It’s laughably easy to get the B6 xDrive Gran Coupe to 60, then 100, and upwards to 150 mph. Alpina quotes a very believable figure of 3.7 seconds for the sprint from 0 to 60 mph. That’s staggering performance, especially considering how polite and user-friendly Alpina has made this car.
Push the B6 and, luckily, it never pushes back –or does anything else to alarm you, or anyone who might be along for the ride. Alpina says the M6 is much stiffer and more aggressive than the B6 xDrive Gran Coupe. That makes a lot of sense when you’re letting top gear do all the work above 70 mph, wafting the Alpina B6 down the road with total ease.
There’s not a lot of feel in the hydraulic steering rack —Alpina says this is because the RWD M6 has electric power steering, which can be programmed. Yet there is a solid on-center feel, something that is absolutely essential if you don’t want each autobahn blast to be a hair-raising venture into the unknown.

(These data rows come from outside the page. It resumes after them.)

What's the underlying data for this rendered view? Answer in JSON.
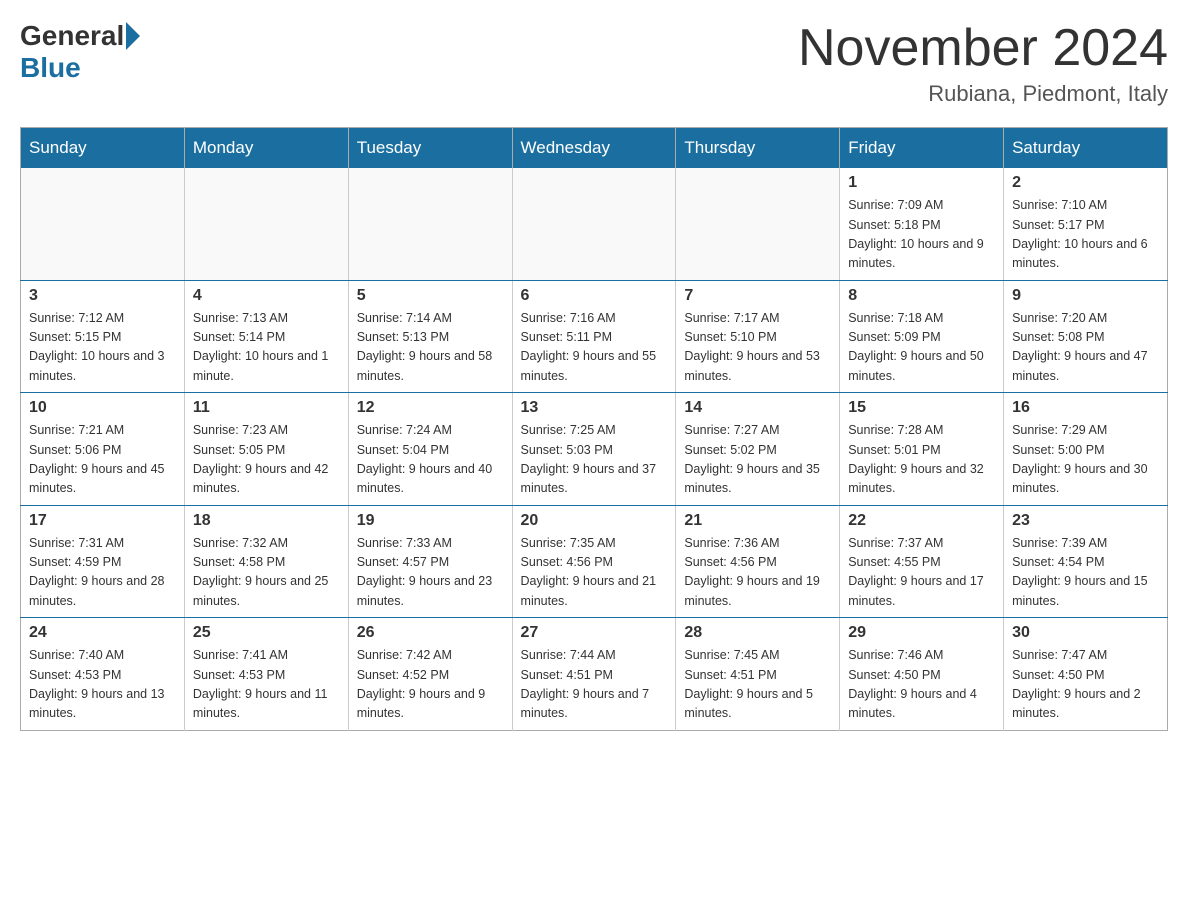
{
  "header": {
    "logo_general": "General",
    "logo_blue": "Blue",
    "month_title": "November 2024",
    "location": "Rubiana, Piedmont, Italy"
  },
  "weekdays": [
    "Sunday",
    "Monday",
    "Tuesday",
    "Wednesday",
    "Thursday",
    "Friday",
    "Saturday"
  ],
  "weeks": [
    [
      {
        "day": "",
        "info": ""
      },
      {
        "day": "",
        "info": ""
      },
      {
        "day": "",
        "info": ""
      },
      {
        "day": "",
        "info": ""
      },
      {
        "day": "",
        "info": ""
      },
      {
        "day": "1",
        "info": "Sunrise: 7:09 AM\nSunset: 5:18 PM\nDaylight: 10 hours and 9 minutes."
      },
      {
        "day": "2",
        "info": "Sunrise: 7:10 AM\nSunset: 5:17 PM\nDaylight: 10 hours and 6 minutes."
      }
    ],
    [
      {
        "day": "3",
        "info": "Sunrise: 7:12 AM\nSunset: 5:15 PM\nDaylight: 10 hours and 3 minutes."
      },
      {
        "day": "4",
        "info": "Sunrise: 7:13 AM\nSunset: 5:14 PM\nDaylight: 10 hours and 1 minute."
      },
      {
        "day": "5",
        "info": "Sunrise: 7:14 AM\nSunset: 5:13 PM\nDaylight: 9 hours and 58 minutes."
      },
      {
        "day": "6",
        "info": "Sunrise: 7:16 AM\nSunset: 5:11 PM\nDaylight: 9 hours and 55 minutes."
      },
      {
        "day": "7",
        "info": "Sunrise: 7:17 AM\nSunset: 5:10 PM\nDaylight: 9 hours and 53 minutes."
      },
      {
        "day": "8",
        "info": "Sunrise: 7:18 AM\nSunset: 5:09 PM\nDaylight: 9 hours and 50 minutes."
      },
      {
        "day": "9",
        "info": "Sunrise: 7:20 AM\nSunset: 5:08 PM\nDaylight: 9 hours and 47 minutes."
      }
    ],
    [
      {
        "day": "10",
        "info": "Sunrise: 7:21 AM\nSunset: 5:06 PM\nDaylight: 9 hours and 45 minutes."
      },
      {
        "day": "11",
        "info": "Sunrise: 7:23 AM\nSunset: 5:05 PM\nDaylight: 9 hours and 42 minutes."
      },
      {
        "day": "12",
        "info": "Sunrise: 7:24 AM\nSunset: 5:04 PM\nDaylight: 9 hours and 40 minutes."
      },
      {
        "day": "13",
        "info": "Sunrise: 7:25 AM\nSunset: 5:03 PM\nDaylight: 9 hours and 37 minutes."
      },
      {
        "day": "14",
        "info": "Sunrise: 7:27 AM\nSunset: 5:02 PM\nDaylight: 9 hours and 35 minutes."
      },
      {
        "day": "15",
        "info": "Sunrise: 7:28 AM\nSunset: 5:01 PM\nDaylight: 9 hours and 32 minutes."
      },
      {
        "day": "16",
        "info": "Sunrise: 7:29 AM\nSunset: 5:00 PM\nDaylight: 9 hours and 30 minutes."
      }
    ],
    [
      {
        "day": "17",
        "info": "Sunrise: 7:31 AM\nSunset: 4:59 PM\nDaylight: 9 hours and 28 minutes."
      },
      {
        "day": "18",
        "info": "Sunrise: 7:32 AM\nSunset: 4:58 PM\nDaylight: 9 hours and 25 minutes."
      },
      {
        "day": "19",
        "info": "Sunrise: 7:33 AM\nSunset: 4:57 PM\nDaylight: 9 hours and 23 minutes."
      },
      {
        "day": "20",
        "info": "Sunrise: 7:35 AM\nSunset: 4:56 PM\nDaylight: 9 hours and 21 minutes."
      },
      {
        "day": "21",
        "info": "Sunrise: 7:36 AM\nSunset: 4:56 PM\nDaylight: 9 hours and 19 minutes."
      },
      {
        "day": "22",
        "info": "Sunrise: 7:37 AM\nSunset: 4:55 PM\nDaylight: 9 hours and 17 minutes."
      },
      {
        "day": "23",
        "info": "Sunrise: 7:39 AM\nSunset: 4:54 PM\nDaylight: 9 hours and 15 minutes."
      }
    ],
    [
      {
        "day": "24",
        "info": "Sunrise: 7:40 AM\nSunset: 4:53 PM\nDaylight: 9 hours and 13 minutes."
      },
      {
        "day": "25",
        "info": "Sunrise: 7:41 AM\nSunset: 4:53 PM\nDaylight: 9 hours and 11 minutes."
      },
      {
        "day": "26",
        "info": "Sunrise: 7:42 AM\nSunset: 4:52 PM\nDaylight: 9 hours and 9 minutes."
      },
      {
        "day": "27",
        "info": "Sunrise: 7:44 AM\nSunset: 4:51 PM\nDaylight: 9 hours and 7 minutes."
      },
      {
        "day": "28",
        "info": "Sunrise: 7:45 AM\nSunset: 4:51 PM\nDaylight: 9 hours and 5 minutes."
      },
      {
        "day": "29",
        "info": "Sunrise: 7:46 AM\nSunset: 4:50 PM\nDaylight: 9 hours and 4 minutes."
      },
      {
        "day": "30",
        "info": "Sunrise: 7:47 AM\nSunset: 4:50 PM\nDaylight: 9 hours and 2 minutes."
      }
    ]
  ]
}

Like the standard 6-Series Gran Coupe, the rear seat is pretty snug, though trunk room (13 cu. ft.) is better than you might expect. Pack for four, but make sure the backseat drivers are aware of the accommodations. You also might want to let them in on the top speed potential, in case they’re squeamish.

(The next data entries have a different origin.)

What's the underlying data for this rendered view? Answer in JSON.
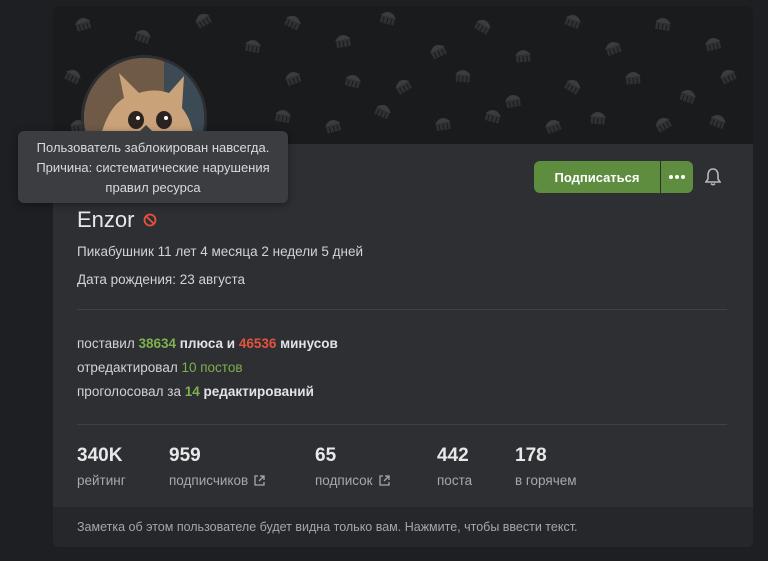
{
  "tooltip": {
    "line1": "Пользователь заблокирован навсегда.",
    "line2": "Причина: систематические нарушения",
    "line3": "правил ресурса"
  },
  "profile": {
    "username": "Enzor",
    "tenure": "Пикабушник 11 лет 4 месяца 2 недели 5 дней",
    "birthday": "Дата рождения: 23 августа",
    "ban_icon": "ban-icon",
    "avatar_description_icon": "cat-avatar"
  },
  "actions": {
    "subscribe_label": "Подписаться",
    "more_icon": "dots-icon",
    "bell_icon": "bell-icon",
    "accent_color": "#5e8d3f"
  },
  "activity": {
    "votes_prefix": "поставил ",
    "plus_count": "38634",
    "plus_label": " плюса",
    "and": " и ",
    "minus_count": "46536",
    "minus_label": " минусов",
    "edited_prefix": "отредактировал ",
    "edited_value": "10 постов",
    "voted_prefix": "проголосовал за ",
    "voted_count": "14",
    "voted_label": " редактирований"
  },
  "stats": [
    {
      "value": "340K",
      "label": "рейтинг"
    },
    {
      "value": "959",
      "label": "подписчиков"
    },
    {
      "value": "65",
      "label": "подписок"
    },
    {
      "value": "442",
      "label": "поста"
    },
    {
      "value": "178",
      "label": "в горячем"
    }
  ],
  "note": {
    "text": "Заметка об этом пользователе будет видна только вам. Нажмите, чтобы ввести текст."
  }
}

We suggest ordering the Alpina B6 –and just about any BMW –with the European delivery package. This shaves nearly $8,000 off the Alpina’s hefty $118,225 bottom line, and it gives you a fantastic excuse to plan a vacation around a 540-horsepower sedan. And don’t forget, those lonely stretches of autobahn will let you give your pride and joy a proper workout.
Because, you know, somewhere, it’s Tuesday afternoon, and the roads are wide open in Germany.
Vital stats: 2015 BMW Alpina B6 xDrive Gran Coupe
Base price: $118,225 (includes $925 destination charge)
Drivetrain: All-wheel drive, 4.4-liter, 540-horsepower turbocharged V-8 engine, 8-speed automatic transmission
EPA fuel economy: 16 city / 24 highway mpg